Your instructions: Give the entries again exactly as they appear, but without the images.
(Material for this task Opens)
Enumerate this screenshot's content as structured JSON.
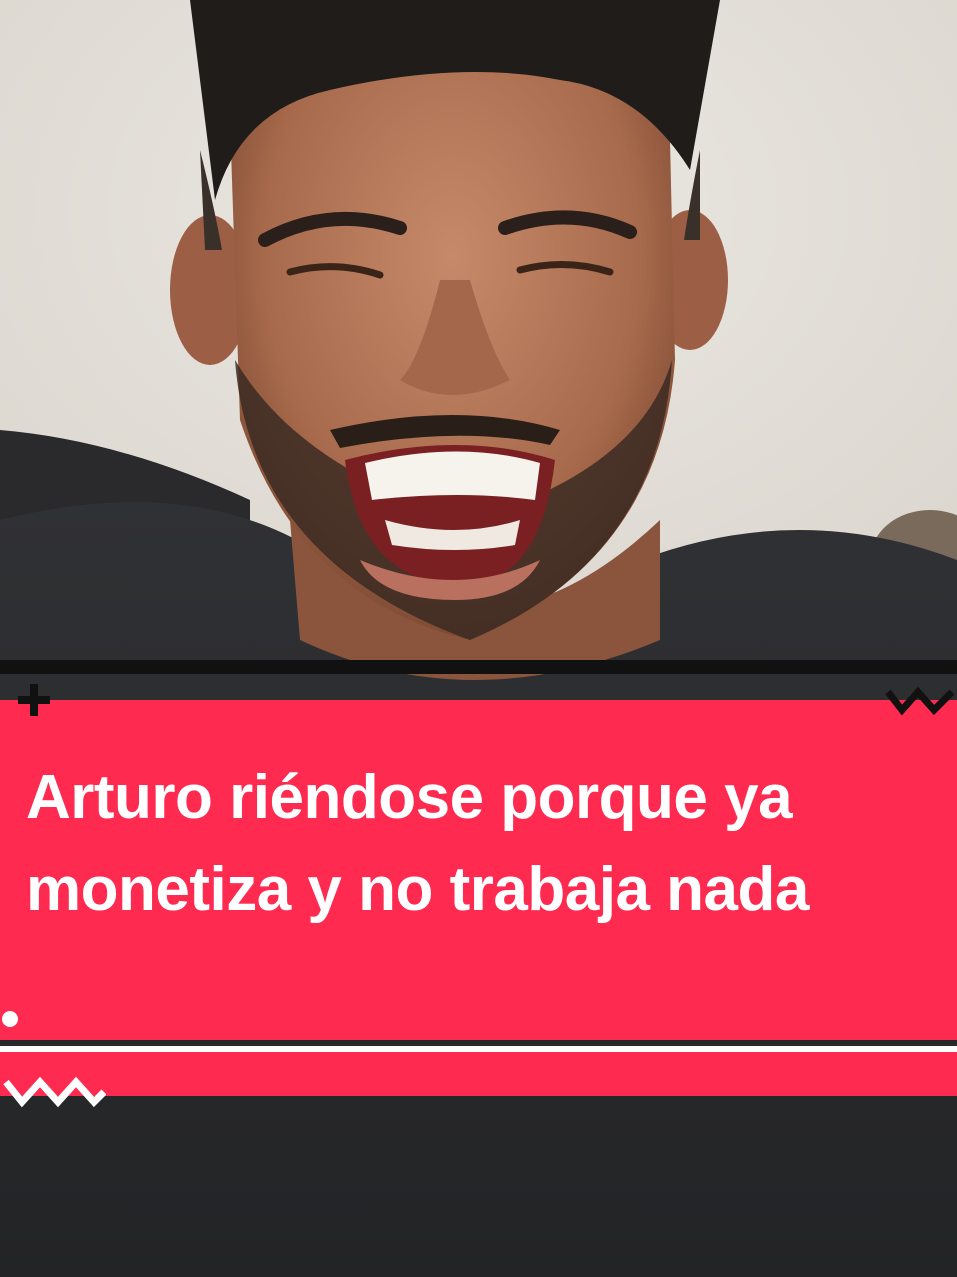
{
  "caption": {
    "text": "Arturo riéndose porque ya monetiza y no trabaja nada"
  },
  "colors": {
    "caption_background": "#fe2a50",
    "caption_text": "#ffffff",
    "wall": "#e4e0da",
    "shirt": "#2c2d2f"
  },
  "decorations": [
    "plus-icon",
    "zigzag-icon",
    "dot-icon",
    "zigzag-icon"
  ]
}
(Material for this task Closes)
Answer to this problem:
Enumerate this screenshot's content as structured JSON.
{
  "caption": {
    "text": "Arturo riéndose porque ya monetiza y no trabaja nada"
  },
  "colors": {
    "caption_background": "#fe2a50",
    "caption_text": "#ffffff",
    "wall": "#e4e0da",
    "shirt": "#2c2d2f"
  },
  "decorations": [
    "plus-icon",
    "zigzag-icon",
    "dot-icon",
    "zigzag-icon"
  ]
}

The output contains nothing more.